Exercise goal
Return a copy of each line in the listing that includes the word "links".

Provided entries
• • • • • • •

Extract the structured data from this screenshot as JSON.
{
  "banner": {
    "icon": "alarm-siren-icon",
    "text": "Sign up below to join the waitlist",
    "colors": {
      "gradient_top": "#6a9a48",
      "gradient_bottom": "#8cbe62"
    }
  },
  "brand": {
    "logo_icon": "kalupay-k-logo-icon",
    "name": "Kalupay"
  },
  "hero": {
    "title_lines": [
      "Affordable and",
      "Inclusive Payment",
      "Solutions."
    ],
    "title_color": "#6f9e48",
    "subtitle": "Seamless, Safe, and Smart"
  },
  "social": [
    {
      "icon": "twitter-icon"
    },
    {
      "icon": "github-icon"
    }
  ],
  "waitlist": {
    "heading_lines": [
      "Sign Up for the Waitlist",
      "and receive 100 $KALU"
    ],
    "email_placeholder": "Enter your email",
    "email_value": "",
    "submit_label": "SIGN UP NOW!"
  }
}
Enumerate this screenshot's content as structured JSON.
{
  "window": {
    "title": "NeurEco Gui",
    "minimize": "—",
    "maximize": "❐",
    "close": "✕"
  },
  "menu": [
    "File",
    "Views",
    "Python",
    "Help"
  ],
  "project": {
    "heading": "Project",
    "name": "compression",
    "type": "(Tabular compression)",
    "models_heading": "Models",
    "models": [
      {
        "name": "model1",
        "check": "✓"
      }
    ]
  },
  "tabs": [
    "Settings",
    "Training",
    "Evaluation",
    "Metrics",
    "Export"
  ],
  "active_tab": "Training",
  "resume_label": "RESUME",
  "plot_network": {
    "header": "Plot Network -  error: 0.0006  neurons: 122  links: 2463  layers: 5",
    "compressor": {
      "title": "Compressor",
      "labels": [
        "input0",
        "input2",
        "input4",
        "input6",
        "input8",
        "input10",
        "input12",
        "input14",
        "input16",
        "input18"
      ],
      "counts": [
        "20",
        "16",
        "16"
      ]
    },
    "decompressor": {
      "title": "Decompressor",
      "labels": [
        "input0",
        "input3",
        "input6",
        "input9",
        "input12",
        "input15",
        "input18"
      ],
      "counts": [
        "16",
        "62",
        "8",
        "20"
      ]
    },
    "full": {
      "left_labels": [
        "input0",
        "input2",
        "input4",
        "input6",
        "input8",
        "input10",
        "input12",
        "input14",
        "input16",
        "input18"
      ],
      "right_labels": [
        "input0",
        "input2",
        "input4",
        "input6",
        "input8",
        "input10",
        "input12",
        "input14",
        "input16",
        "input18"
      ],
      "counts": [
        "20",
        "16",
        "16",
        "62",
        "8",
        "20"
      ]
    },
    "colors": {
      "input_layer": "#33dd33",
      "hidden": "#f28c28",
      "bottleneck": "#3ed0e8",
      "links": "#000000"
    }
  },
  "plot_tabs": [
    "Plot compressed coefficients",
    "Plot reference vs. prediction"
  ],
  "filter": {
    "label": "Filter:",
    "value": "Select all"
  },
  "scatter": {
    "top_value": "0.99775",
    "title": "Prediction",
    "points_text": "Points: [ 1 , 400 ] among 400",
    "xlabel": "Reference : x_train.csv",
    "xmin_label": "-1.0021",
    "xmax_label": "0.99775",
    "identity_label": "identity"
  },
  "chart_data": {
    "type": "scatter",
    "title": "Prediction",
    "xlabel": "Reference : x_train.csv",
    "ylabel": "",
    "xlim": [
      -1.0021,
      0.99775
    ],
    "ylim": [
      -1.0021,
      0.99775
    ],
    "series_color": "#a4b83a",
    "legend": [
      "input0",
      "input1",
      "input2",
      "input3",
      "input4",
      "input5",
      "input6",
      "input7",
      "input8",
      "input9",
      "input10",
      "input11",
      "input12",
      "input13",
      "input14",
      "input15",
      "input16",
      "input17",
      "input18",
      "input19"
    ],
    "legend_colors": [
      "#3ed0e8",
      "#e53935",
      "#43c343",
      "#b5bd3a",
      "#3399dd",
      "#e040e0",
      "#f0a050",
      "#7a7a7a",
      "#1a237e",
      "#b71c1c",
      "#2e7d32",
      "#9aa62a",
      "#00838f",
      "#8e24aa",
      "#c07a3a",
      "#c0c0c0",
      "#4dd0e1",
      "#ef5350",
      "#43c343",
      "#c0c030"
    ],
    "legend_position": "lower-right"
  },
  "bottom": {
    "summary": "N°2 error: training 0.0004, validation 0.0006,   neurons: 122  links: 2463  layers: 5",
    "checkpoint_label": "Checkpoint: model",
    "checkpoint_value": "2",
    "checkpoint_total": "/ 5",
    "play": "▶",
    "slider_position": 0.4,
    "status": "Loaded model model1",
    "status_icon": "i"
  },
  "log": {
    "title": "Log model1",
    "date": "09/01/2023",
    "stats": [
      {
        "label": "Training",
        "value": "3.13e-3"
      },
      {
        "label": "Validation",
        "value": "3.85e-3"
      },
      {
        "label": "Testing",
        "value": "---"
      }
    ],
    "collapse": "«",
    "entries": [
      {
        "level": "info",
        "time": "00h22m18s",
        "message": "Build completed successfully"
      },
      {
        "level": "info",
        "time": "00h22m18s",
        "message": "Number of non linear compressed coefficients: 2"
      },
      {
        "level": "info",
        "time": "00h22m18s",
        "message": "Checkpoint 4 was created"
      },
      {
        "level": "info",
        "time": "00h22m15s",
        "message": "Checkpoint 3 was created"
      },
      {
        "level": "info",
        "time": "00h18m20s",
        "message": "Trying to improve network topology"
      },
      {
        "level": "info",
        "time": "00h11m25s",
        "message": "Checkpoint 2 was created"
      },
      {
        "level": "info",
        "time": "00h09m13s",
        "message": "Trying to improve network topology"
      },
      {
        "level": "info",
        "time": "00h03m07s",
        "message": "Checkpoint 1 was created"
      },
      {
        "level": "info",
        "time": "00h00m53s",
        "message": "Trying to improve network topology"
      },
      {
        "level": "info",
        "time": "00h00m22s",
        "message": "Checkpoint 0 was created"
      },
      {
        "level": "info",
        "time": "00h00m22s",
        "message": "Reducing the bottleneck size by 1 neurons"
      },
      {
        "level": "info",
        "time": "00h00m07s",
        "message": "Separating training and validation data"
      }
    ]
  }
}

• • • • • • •

Task output
    "header": "Plot Network -  error: 0.0006  neurons: 122  links: 2463  layers: 5",
      "links": "#000000"
    "summary": "N°2 error: training 0.0004, validation 0.0006,   neurons: 122  links: 2463  layers: 5",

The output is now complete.